TRY IT
In the listing below, count the lines with "labels" and report only the figure.

-------- SUPPLIED DATA --------

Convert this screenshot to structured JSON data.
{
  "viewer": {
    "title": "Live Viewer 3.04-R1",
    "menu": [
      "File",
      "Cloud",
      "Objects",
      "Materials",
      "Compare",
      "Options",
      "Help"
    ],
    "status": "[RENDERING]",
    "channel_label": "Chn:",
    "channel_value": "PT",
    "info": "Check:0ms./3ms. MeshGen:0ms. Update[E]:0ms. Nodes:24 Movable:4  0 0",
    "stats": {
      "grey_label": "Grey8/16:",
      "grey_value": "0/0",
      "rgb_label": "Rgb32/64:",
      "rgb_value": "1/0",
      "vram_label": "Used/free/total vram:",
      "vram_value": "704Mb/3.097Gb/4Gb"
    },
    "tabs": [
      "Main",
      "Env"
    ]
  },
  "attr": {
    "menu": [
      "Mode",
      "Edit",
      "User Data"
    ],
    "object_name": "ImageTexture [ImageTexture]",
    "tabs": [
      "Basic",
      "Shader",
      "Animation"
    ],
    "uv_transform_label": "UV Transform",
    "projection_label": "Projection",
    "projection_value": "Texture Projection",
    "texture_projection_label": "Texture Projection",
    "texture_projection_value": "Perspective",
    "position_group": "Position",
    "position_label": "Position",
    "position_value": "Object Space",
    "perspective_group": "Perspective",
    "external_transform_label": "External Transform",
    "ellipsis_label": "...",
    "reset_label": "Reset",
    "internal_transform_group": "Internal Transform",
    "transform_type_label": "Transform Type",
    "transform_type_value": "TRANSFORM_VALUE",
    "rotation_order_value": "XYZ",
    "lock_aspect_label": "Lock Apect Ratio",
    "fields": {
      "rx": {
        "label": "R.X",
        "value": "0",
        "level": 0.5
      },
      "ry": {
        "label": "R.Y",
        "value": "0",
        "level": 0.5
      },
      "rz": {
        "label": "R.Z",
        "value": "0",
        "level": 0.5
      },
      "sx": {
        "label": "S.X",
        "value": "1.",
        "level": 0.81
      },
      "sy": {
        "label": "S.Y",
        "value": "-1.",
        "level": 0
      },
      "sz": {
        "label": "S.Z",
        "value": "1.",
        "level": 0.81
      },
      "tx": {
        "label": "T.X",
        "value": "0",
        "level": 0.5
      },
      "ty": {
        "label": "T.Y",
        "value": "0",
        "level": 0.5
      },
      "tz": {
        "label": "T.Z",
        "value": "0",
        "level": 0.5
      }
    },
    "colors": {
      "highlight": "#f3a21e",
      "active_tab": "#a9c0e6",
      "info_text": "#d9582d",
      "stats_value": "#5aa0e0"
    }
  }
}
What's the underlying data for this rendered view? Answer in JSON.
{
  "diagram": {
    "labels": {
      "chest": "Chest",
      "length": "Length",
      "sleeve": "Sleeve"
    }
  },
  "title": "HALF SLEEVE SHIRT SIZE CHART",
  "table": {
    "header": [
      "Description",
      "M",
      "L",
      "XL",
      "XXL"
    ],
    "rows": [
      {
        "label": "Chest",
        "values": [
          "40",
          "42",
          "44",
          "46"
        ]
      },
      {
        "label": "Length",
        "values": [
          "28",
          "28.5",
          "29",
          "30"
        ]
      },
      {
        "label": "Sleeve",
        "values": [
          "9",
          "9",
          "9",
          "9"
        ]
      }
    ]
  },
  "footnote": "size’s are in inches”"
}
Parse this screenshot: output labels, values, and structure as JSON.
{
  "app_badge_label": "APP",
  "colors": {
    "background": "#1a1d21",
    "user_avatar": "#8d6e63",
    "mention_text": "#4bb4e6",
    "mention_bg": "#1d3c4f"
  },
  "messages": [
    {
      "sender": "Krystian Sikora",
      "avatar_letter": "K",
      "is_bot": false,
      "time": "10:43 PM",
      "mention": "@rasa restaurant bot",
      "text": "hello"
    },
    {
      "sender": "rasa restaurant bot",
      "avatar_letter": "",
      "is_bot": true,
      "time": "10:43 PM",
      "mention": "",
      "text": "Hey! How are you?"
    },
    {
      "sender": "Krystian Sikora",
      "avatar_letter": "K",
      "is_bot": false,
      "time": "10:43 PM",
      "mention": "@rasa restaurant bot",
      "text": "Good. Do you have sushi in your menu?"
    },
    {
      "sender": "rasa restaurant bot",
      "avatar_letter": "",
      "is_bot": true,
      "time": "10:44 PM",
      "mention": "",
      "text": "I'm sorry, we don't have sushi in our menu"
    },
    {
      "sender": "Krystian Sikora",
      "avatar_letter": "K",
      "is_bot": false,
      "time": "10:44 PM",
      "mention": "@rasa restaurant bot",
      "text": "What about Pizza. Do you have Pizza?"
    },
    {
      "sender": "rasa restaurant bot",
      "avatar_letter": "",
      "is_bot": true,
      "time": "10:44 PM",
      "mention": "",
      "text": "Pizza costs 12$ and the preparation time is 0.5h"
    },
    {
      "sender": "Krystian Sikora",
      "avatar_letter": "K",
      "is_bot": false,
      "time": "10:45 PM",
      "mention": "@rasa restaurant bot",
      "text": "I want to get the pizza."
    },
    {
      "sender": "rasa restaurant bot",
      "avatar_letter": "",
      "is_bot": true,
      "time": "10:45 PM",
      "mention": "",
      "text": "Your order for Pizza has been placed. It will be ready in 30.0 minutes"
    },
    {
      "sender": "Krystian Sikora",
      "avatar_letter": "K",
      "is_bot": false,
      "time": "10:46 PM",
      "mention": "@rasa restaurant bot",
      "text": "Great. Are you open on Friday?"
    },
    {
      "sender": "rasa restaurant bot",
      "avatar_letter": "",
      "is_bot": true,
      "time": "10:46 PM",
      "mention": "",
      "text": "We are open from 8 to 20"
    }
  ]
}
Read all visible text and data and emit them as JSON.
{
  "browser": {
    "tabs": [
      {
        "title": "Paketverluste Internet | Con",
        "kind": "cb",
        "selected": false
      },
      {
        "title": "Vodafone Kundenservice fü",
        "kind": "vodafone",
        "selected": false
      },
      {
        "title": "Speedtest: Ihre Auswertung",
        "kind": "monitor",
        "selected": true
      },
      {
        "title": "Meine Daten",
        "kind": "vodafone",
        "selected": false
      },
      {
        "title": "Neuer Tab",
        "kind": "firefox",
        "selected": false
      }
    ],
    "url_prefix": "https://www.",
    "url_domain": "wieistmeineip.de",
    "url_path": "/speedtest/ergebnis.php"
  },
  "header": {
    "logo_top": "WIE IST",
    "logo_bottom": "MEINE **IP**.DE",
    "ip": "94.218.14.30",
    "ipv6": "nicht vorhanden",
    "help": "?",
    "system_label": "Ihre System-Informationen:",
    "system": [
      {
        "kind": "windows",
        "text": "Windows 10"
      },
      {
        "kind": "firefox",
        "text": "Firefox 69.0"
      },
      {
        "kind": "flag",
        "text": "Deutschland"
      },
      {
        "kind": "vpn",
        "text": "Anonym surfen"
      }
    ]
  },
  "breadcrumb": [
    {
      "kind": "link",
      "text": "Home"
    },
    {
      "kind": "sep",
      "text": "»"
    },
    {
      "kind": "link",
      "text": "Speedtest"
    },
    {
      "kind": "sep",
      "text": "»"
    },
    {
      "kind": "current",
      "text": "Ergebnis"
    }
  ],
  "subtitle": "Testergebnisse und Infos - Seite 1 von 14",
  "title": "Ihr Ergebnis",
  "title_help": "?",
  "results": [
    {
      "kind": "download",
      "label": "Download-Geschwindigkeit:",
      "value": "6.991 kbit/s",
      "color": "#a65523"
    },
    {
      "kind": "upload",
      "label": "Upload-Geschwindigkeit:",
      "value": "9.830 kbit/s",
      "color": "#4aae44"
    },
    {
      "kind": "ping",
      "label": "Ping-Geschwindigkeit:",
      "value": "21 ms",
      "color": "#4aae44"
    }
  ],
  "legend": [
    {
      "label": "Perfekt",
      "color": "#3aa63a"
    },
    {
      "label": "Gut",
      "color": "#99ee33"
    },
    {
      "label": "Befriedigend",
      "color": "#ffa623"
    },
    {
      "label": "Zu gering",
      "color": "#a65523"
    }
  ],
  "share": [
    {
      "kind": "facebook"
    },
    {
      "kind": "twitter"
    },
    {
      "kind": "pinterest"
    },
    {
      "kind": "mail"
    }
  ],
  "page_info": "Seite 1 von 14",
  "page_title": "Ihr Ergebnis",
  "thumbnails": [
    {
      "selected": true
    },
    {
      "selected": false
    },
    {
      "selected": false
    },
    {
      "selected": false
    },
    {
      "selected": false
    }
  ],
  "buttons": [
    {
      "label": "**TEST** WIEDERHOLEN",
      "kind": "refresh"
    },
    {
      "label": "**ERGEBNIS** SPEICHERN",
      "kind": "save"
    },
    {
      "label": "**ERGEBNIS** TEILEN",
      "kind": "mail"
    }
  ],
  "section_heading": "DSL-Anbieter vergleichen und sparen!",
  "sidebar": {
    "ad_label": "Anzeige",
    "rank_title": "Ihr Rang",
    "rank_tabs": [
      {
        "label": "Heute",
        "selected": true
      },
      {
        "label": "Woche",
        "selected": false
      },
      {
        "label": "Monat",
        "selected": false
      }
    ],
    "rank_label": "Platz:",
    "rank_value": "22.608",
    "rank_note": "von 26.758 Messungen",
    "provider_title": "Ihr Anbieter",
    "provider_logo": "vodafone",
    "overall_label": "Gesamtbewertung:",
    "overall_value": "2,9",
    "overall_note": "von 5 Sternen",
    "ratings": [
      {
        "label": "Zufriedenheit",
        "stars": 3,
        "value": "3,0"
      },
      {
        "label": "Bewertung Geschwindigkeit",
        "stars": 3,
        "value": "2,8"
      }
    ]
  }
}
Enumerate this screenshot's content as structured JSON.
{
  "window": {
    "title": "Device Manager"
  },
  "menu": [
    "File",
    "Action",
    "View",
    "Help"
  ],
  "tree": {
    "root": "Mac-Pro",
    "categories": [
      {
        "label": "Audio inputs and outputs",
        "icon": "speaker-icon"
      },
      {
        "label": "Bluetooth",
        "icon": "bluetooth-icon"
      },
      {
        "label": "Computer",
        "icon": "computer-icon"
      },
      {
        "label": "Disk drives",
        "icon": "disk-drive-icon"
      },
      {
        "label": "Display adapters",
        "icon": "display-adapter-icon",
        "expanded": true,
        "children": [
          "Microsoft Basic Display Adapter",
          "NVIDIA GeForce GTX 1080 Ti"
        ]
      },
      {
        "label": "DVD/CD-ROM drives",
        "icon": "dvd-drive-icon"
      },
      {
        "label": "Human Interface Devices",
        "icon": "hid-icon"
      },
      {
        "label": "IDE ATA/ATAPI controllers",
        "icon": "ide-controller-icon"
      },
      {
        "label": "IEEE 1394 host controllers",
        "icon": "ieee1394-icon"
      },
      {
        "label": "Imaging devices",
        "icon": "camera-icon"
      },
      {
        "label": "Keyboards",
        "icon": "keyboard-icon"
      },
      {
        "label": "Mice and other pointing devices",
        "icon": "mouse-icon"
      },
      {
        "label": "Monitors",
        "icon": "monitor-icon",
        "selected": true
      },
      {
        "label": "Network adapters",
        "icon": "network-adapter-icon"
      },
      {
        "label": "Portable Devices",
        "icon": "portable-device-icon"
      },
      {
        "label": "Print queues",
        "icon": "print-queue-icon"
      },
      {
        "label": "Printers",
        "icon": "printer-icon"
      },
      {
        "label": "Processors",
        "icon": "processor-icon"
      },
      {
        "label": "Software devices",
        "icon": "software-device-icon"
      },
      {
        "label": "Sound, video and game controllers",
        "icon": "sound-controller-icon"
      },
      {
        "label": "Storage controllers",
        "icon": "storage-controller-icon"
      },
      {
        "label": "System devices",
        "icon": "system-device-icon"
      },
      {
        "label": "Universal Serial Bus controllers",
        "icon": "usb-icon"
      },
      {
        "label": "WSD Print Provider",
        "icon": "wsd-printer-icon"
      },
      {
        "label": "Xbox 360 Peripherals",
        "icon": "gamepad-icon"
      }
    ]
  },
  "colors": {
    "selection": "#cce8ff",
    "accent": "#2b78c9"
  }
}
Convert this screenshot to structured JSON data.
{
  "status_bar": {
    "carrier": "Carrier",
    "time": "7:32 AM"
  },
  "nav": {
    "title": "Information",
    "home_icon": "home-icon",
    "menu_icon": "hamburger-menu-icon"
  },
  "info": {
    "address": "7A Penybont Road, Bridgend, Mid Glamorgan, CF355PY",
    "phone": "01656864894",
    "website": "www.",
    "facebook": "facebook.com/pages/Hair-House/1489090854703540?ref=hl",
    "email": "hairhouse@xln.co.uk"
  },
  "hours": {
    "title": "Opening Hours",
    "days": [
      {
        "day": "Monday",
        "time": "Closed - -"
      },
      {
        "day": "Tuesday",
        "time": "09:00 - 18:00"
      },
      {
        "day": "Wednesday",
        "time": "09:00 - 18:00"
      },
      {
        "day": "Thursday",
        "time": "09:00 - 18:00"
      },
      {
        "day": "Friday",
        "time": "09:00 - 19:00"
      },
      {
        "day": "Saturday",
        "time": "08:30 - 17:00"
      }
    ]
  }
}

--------

RESPONSE
2